◆ Work order:
Please reproduce the entries below exactly, omitting any images they contain.

Stored entries
Content starts
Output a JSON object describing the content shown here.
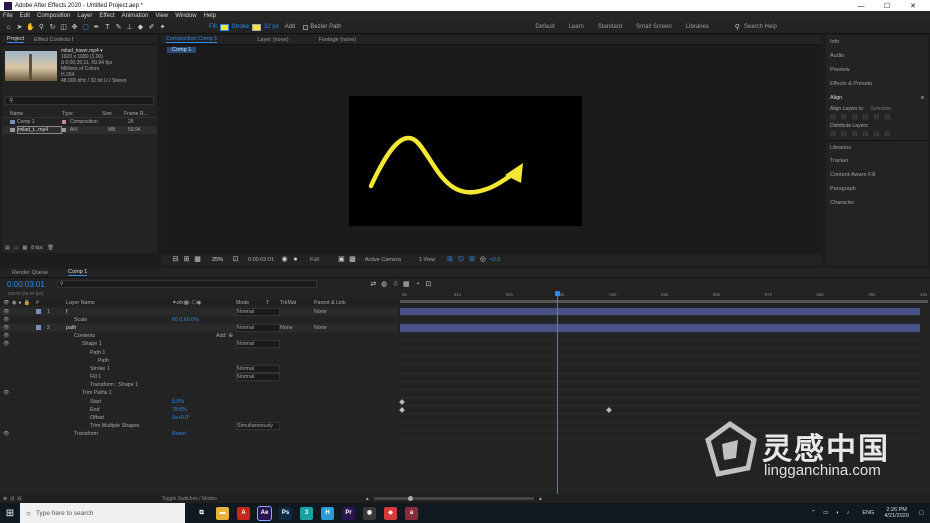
{
  "window": {
    "title": "Adobe After Effects 2020 - Untitled Project.aep *",
    "controls": [
      "—",
      "☐",
      "✕"
    ]
  },
  "menu": [
    "File",
    "Edit",
    "Composition",
    "Layer",
    "Effect",
    "Animation",
    "View",
    "Window",
    "Help"
  ],
  "toolbar": {
    "fill_label": "Fill",
    "stroke_label": "Stroke",
    "stroke_px": "32 px",
    "add_label": "Add",
    "bezier_label": "Bezier Path",
    "workspaces": [
      "Default",
      "Learn",
      "Standard",
      "Small Screen",
      "Libraries"
    ],
    "active_workspace": "Default",
    "search_placeholder": "Search Help",
    "fill_color": "#f3e733",
    "stroke_color": "#f3e733"
  },
  "project": {
    "tab_project": "Project",
    "tab_effects": "Effect Controls f",
    "footage_name": "milad_tower.mp4 ▾",
    "footage_info": [
      "1920 x 1080 (1.00)",
      "Δ 0;00;35;11, 59.94 fps",
      "Millions of Colors",
      "H.264",
      "48.000 kHz / 32 bit U / Stereo"
    ],
    "columns": [
      "Name",
      "Type",
      "Size",
      "Frame R..."
    ],
    "items": [
      {
        "name": "Comp 1",
        "type": "Composition",
        "size": "",
        "rate": "25"
      },
      {
        "name": "milad_t...mp4",
        "type": "AVI",
        "size": "MB",
        "rate": "59.94"
      }
    ],
    "bpc": "8 bpc"
  },
  "viewer": {
    "tabs": [
      "Composition Comp 1",
      "Layer (none)",
      "Footage (none)"
    ],
    "comp_tab": "Comp 1",
    "zoom": "25%",
    "timecode": "0:00:03:01",
    "resolution": "Full",
    "camera": "Active Camera",
    "views": "1 View",
    "exposure": "+0.0",
    "path_color": "#f3e733"
  },
  "right_panels": {
    "items": [
      "Info",
      "Audio",
      "Preview",
      "Effects & Presets",
      "Align",
      "Libraries",
      "Tracker",
      "Content-Aware Fill",
      "Paragraph",
      "Character"
    ],
    "align_to_label": "Align Layers to:",
    "align_to_value": "Selection",
    "distribute_label": "Distribute Layers:"
  },
  "timeline": {
    "tabs": [
      "Render Queue",
      "Comp 1"
    ],
    "timecode": "0:00:03:01",
    "fps_info": "00076 (25.00 fps)",
    "column_headers": [
      "#",
      "Layer Name",
      "Mode",
      "T",
      "TrkMat",
      "Parent & Link"
    ],
    "ruler": [
      "0s",
      "01s",
      "02s",
      "03s",
      "04s",
      "05s",
      "06s",
      "07s",
      "08s",
      "09s",
      "10s"
    ],
    "rows": [
      {
        "num": "1",
        "name": "f",
        "indent": 0,
        "mode": "Normal",
        "trk": "",
        "parent": "None",
        "kind": "layer"
      },
      {
        "num": "",
        "name": "Scale",
        "indent": 1,
        "value": "60.0,60.0%",
        "kind": "prop"
      },
      {
        "num": "2",
        "name": "path",
        "indent": 0,
        "mode": "Normal",
        "trk": "None",
        "parent": "None",
        "kind": "layer"
      },
      {
        "num": "",
        "name": "Contents",
        "indent": 1,
        "add": "Add: ⊕",
        "kind": "prop"
      },
      {
        "num": "",
        "name": "Shape 1",
        "indent": 2,
        "mode": "Normal",
        "kind": "prop"
      },
      {
        "num": "",
        "name": "Path 1",
        "indent": 3,
        "kind": "prop"
      },
      {
        "num": "",
        "name": "Path",
        "indent": 4,
        "kind": "prop"
      },
      {
        "num": "",
        "name": "Stroke 1",
        "indent": 3,
        "mode": "Normal",
        "kind": "prop"
      },
      {
        "num": "",
        "name": "Fill 1",
        "indent": 3,
        "mode": "Normal",
        "kind": "prop"
      },
      {
        "num": "",
        "name": "Transform : Shape 1",
        "indent": 3,
        "kind": "prop"
      },
      {
        "num": "",
        "name": "Trim Paths 1",
        "indent": 2,
        "kind": "prop"
      },
      {
        "num": "",
        "name": "Start",
        "indent": 3,
        "value": "0.0%",
        "kind": "prop"
      },
      {
        "num": "",
        "name": "End",
        "indent": 3,
        "value": "78.6%",
        "kind": "prop"
      },
      {
        "num": "",
        "name": "Offset",
        "indent": 3,
        "value": "0x+0.0°",
        "kind": "prop"
      },
      {
        "num": "",
        "name": "Trim Multiple Shapes",
        "indent": 3,
        "mode": "Simultaneously",
        "kind": "prop"
      },
      {
        "num": "",
        "name": "Transform",
        "indent": 1,
        "value": "Reset",
        "kind": "prop"
      }
    ],
    "toggle_label": "Toggle Switches / Modes",
    "playhead_label_color": "#2d8ceb",
    "layer_bar_color": "#4a5186"
  },
  "taskbar": {
    "search_placeholder": "Type here to search",
    "apps": [
      {
        "name": "task-view",
        "glyph": "⧉",
        "color": "#101820"
      },
      {
        "name": "file-explorer",
        "glyph": "▬",
        "color": "#e8b33a"
      },
      {
        "name": "acrobat",
        "glyph": "A",
        "color": "#c8261c"
      },
      {
        "name": "after-effects",
        "glyph": "Ae",
        "color": "#2a1550"
      },
      {
        "name": "photoshop",
        "glyph": "Ps",
        "color": "#0f2a44"
      },
      {
        "name": "app-3",
        "glyph": "3",
        "color": "#1aa2a4"
      },
      {
        "name": "app-h",
        "glyph": "H",
        "color": "#2e9bd6"
      },
      {
        "name": "premiere",
        "glyph": "Pr",
        "color": "#2a1550"
      },
      {
        "name": "app-circle",
        "glyph": "◉",
        "color": "#3a3a3a"
      },
      {
        "name": "app-red",
        "glyph": "◈",
        "color": "#d43a3a"
      },
      {
        "name": "app-a",
        "glyph": "a",
        "color": "#8a2a3a"
      }
    ],
    "lang": "ENG",
    "time": "2:26 PM",
    "date": "4/21/2020"
  },
  "watermark": {
    "cn": "灵感中国",
    "url": "lingganchina.com"
  }
}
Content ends
◆ Answer area:
Output a JSON object describing the content shown here.
{
  "window": {
    "title": "Adobe After Effects 2020 - Untitled Project.aep *",
    "controls": [
      "—",
      "☐",
      "✕"
    ]
  },
  "menu": [
    "File",
    "Edit",
    "Composition",
    "Layer",
    "Effect",
    "Animation",
    "View",
    "Window",
    "Help"
  ],
  "toolbar": {
    "fill_label": "Fill",
    "stroke_label": "Stroke",
    "stroke_px": "32 px",
    "add_label": "Add",
    "bezier_label": "Bezier Path",
    "workspaces": [
      "Default",
      "Learn",
      "Standard",
      "Small Screen",
      "Libraries"
    ],
    "active_workspace": "Default",
    "search_placeholder": "Search Help",
    "fill_color": "#f3e733",
    "stroke_color": "#f3e733"
  },
  "project": {
    "tab_project": "Project",
    "tab_effects": "Effect Controls f",
    "footage_name": "milad_tower.mp4 ▾",
    "footage_info": [
      "1920 x 1080 (1.00)",
      "Δ 0;00;35;11, 59.94 fps",
      "Millions of Colors",
      "H.264",
      "48.000 kHz / 32 bit U / Stereo"
    ],
    "columns": [
      "Name",
      "Type",
      "Size",
      "Frame R..."
    ],
    "items": [
      {
        "name": "Comp 1",
        "type": "Composition",
        "size": "",
        "rate": "25"
      },
      {
        "name": "milad_t...mp4",
        "type": "AVI",
        "size": "MB",
        "rate": "59.94"
      }
    ],
    "bpc": "8 bpc"
  },
  "viewer": {
    "tabs": [
      "Composition Comp 1",
      "Layer (none)",
      "Footage (none)"
    ],
    "comp_tab": "Comp 1",
    "zoom": "25%",
    "timecode": "0:00:03:01",
    "resolution": "Full",
    "camera": "Active Camera",
    "views": "1 View",
    "exposure": "+0.0",
    "path_color": "#f3e733"
  },
  "right_panels": {
    "items": [
      "Info",
      "Audio",
      "Preview",
      "Effects & Presets",
      "Align",
      "Libraries",
      "Tracker",
      "Content-Aware Fill",
      "Paragraph",
      "Character"
    ],
    "align_to_label": "Align Layers to:",
    "align_to_value": "Selection",
    "distribute_label": "Distribute Layers:"
  },
  "timeline": {
    "tabs": [
      "Render Queue",
      "Comp 1"
    ],
    "timecode": "0:00:03:01",
    "fps_info": "00076 (25.00 fps)",
    "column_headers": [
      "#",
      "Layer Name",
      "Mode",
      "T",
      "TrkMat",
      "Parent & Link"
    ],
    "ruler": [
      "0s",
      "01s",
      "02s",
      "03s",
      "04s",
      "05s",
      "06s",
      "07s",
      "08s",
      "09s",
      "10s"
    ],
    "rows": [
      {
        "num": "1",
        "name": "f",
        "indent": 0,
        "mode": "Normal",
        "trk": "",
        "parent": "None",
        "kind": "layer"
      },
      {
        "num": "",
        "name": "Scale",
        "indent": 1,
        "value": "60.0,60.0%",
        "kind": "prop"
      },
      {
        "num": "2",
        "name": "path",
        "indent": 0,
        "mode": "Normal",
        "trk": "None",
        "parent": "None",
        "kind": "layer"
      },
      {
        "num": "",
        "name": "Contents",
        "indent": 1,
        "add": "Add: ⊕",
        "kind": "prop"
      },
      {
        "num": "",
        "name": "Shape 1",
        "indent": 2,
        "mode": "Normal",
        "kind": "prop"
      },
      {
        "num": "",
        "name": "Path 1",
        "indent": 3,
        "kind": "prop"
      },
      {
        "num": "",
        "name": "Path",
        "indent": 4,
        "kind": "prop"
      },
      {
        "num": "",
        "name": "Stroke 1",
        "indent": 3,
        "mode": "Normal",
        "kind": "prop"
      },
      {
        "num": "",
        "name": "Fill 1",
        "indent": 3,
        "mode": "Normal",
        "kind": "prop"
      },
      {
        "num": "",
        "name": "Transform : Shape 1",
        "indent": 3,
        "kind": "prop"
      },
      {
        "num": "",
        "name": "Trim Paths 1",
        "indent": 2,
        "kind": "prop"
      },
      {
        "num": "",
        "name": "Start",
        "indent": 3,
        "value": "0.0%",
        "kind": "prop"
      },
      {
        "num": "",
        "name": "End",
        "indent": 3,
        "value": "78.6%",
        "kind": "prop"
      },
      {
        "num": "",
        "name": "Offset",
        "indent": 3,
        "value": "0x+0.0°",
        "kind": "prop"
      },
      {
        "num": "",
        "name": "Trim Multiple Shapes",
        "indent": 3,
        "mode": "Simultaneously",
        "kind": "prop"
      },
      {
        "num": "",
        "name": "Transform",
        "indent": 1,
        "value": "Reset",
        "kind": "prop"
      }
    ],
    "toggle_label": "Toggle Switches / Modes",
    "playhead_label_color": "#2d8ceb",
    "layer_bar_color": "#4a5186"
  },
  "taskbar": {
    "search_placeholder": "Type here to search",
    "apps": [
      {
        "name": "task-view",
        "glyph": "⧉",
        "color": "#101820"
      },
      {
        "name": "file-explorer",
        "glyph": "▬",
        "color": "#e8b33a"
      },
      {
        "name": "acrobat",
        "glyph": "A",
        "color": "#c8261c"
      },
      {
        "name": "after-effects",
        "glyph": "Ae",
        "color": "#2a1550"
      },
      {
        "name": "photoshop",
        "glyph": "Ps",
        "color": "#0f2a44"
      },
      {
        "name": "app-3",
        "glyph": "3",
        "color": "#1aa2a4"
      },
      {
        "name": "app-h",
        "glyph": "H",
        "color": "#2e9bd6"
      },
      {
        "name": "premiere",
        "glyph": "Pr",
        "color": "#2a1550"
      },
      {
        "name": "app-circle",
        "glyph": "◉",
        "color": "#3a3a3a"
      },
      {
        "name": "app-red",
        "glyph": "◈",
        "color": "#d43a3a"
      },
      {
        "name": "app-a",
        "glyph": "a",
        "color": "#8a2a3a"
      }
    ],
    "lang": "ENG",
    "time": "2:26 PM",
    "date": "4/21/2020"
  },
  "watermark": {
    "cn": "灵感中国",
    "url": "lingganchina.com"
  }
}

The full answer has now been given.